**Assignment:** Take every line from the records below that includes the word "serious".

*** Opening of Provided material ***

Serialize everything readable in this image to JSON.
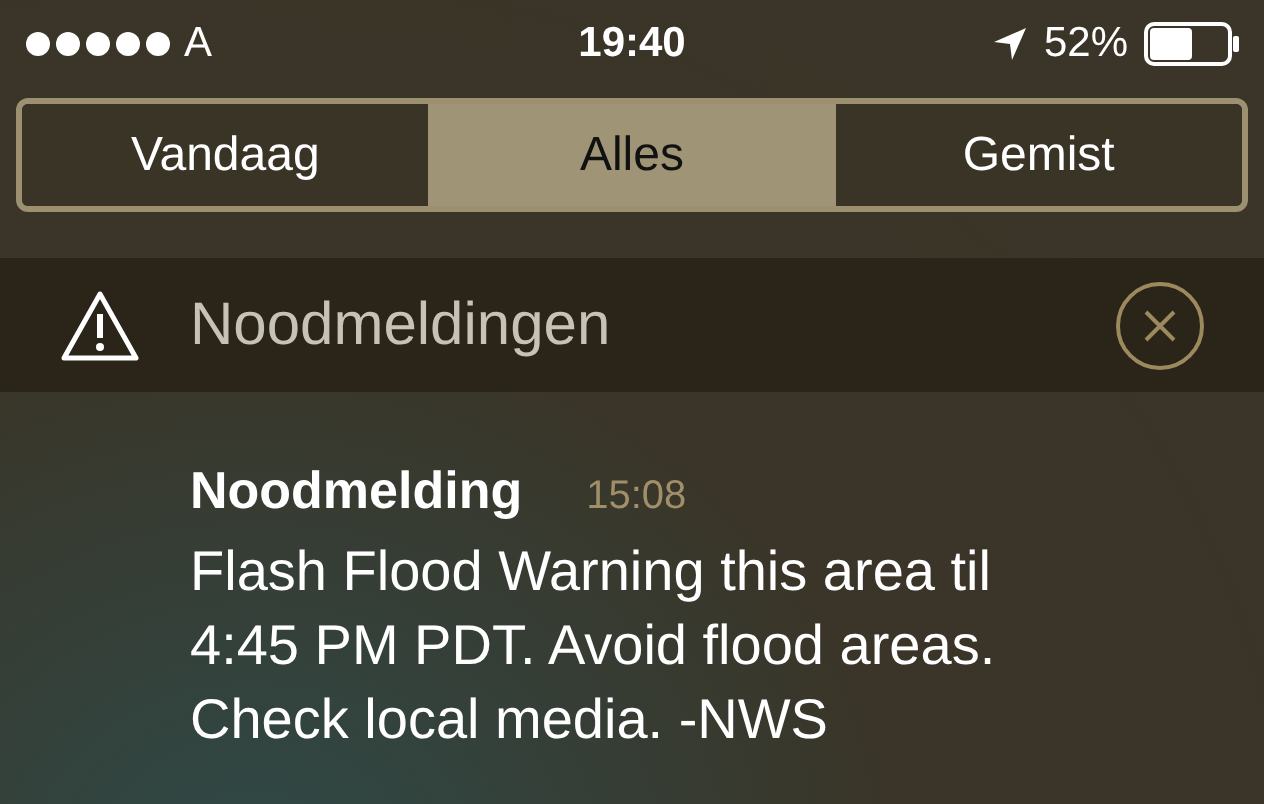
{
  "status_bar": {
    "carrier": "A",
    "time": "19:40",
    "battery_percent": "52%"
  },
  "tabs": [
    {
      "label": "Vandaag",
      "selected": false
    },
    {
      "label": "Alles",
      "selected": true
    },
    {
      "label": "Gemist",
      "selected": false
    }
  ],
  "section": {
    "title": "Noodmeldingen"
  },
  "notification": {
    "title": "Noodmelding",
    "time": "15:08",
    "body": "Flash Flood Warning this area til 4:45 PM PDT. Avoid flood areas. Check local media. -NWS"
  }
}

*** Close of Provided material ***
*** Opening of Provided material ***

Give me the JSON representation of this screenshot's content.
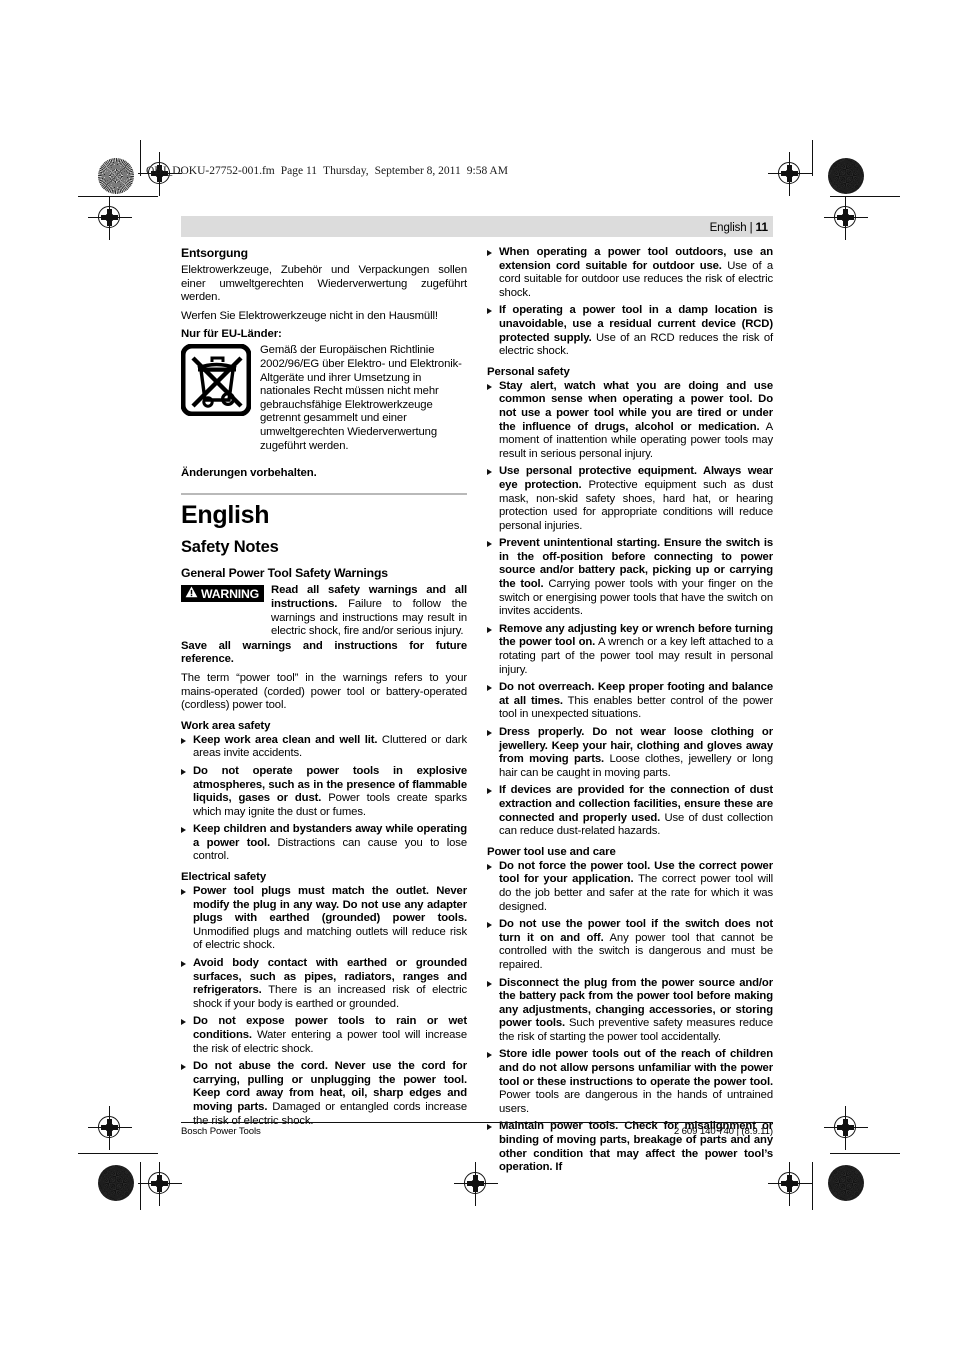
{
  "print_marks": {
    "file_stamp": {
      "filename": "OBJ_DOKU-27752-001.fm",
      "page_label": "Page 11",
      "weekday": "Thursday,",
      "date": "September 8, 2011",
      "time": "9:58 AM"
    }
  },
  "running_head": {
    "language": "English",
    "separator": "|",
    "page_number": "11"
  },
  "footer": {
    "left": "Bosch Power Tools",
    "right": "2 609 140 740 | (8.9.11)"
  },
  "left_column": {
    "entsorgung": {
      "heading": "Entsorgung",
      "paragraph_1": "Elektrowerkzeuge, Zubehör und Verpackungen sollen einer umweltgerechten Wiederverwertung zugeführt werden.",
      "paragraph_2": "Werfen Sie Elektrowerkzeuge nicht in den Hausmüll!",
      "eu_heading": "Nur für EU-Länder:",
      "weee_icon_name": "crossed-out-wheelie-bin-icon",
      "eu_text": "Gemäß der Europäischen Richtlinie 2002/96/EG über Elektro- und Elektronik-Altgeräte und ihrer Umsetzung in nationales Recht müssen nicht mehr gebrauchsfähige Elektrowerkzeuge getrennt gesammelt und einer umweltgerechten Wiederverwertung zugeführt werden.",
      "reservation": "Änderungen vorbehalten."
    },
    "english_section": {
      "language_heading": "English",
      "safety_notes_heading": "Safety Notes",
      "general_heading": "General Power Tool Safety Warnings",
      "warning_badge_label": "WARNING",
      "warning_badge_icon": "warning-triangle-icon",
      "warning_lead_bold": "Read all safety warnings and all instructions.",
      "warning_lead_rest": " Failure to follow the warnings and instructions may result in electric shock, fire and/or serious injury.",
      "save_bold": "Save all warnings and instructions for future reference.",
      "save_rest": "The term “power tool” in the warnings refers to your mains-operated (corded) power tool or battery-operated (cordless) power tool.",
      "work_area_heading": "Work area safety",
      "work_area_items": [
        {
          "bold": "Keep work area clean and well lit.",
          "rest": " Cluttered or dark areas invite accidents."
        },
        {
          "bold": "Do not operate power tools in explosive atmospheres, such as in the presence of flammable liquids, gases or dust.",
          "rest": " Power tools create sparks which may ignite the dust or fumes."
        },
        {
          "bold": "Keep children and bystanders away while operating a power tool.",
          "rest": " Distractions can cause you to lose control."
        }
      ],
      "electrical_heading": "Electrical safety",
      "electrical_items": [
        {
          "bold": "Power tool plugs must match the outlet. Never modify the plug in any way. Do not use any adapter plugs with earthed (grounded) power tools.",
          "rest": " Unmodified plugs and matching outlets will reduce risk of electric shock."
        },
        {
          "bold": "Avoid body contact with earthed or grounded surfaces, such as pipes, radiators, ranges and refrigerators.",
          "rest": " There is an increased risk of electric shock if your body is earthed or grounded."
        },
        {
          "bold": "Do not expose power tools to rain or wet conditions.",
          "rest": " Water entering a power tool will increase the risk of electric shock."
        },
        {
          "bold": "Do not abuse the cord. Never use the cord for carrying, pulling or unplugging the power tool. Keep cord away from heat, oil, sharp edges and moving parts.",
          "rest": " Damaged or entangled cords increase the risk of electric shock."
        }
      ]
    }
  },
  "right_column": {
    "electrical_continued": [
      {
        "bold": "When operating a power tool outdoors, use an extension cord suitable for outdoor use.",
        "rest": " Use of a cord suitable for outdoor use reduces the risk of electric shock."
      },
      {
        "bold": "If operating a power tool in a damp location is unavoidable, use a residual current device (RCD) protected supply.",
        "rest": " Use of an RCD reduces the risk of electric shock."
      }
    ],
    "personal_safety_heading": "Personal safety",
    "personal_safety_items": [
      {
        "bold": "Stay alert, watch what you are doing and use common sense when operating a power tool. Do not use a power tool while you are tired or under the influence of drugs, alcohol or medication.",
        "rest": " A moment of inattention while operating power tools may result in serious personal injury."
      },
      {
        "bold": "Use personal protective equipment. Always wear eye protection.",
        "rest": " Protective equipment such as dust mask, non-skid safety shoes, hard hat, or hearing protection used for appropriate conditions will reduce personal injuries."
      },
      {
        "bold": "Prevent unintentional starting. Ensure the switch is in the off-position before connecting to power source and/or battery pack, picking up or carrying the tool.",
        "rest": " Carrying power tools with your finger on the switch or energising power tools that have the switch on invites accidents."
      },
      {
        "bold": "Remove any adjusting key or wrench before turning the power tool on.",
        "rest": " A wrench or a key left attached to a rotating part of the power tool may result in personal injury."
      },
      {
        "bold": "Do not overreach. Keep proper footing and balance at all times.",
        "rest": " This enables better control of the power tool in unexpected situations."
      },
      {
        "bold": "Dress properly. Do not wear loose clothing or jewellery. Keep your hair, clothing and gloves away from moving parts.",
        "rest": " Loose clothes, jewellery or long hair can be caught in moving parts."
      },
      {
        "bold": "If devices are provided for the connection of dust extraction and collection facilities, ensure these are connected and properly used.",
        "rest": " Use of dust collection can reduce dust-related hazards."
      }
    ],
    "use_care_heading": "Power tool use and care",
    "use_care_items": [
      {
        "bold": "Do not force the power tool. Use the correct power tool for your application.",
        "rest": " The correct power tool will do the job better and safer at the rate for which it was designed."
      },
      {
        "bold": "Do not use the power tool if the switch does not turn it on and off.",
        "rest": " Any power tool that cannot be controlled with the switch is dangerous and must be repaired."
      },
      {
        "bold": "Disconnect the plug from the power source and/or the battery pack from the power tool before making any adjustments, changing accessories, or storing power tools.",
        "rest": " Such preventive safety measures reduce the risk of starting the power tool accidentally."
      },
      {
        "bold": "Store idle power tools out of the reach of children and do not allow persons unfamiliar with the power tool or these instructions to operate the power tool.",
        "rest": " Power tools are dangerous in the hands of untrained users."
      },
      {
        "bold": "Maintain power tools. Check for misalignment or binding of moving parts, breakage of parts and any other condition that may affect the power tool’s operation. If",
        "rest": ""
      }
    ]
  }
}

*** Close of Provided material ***

**Task output:**
      "warning_lead_rest": " Failure to follow the warnings and instructions may result in electric shock, fire and/or serious injury.",
        "rest": " A moment of inattention while operating power tools may result in serious personal injury."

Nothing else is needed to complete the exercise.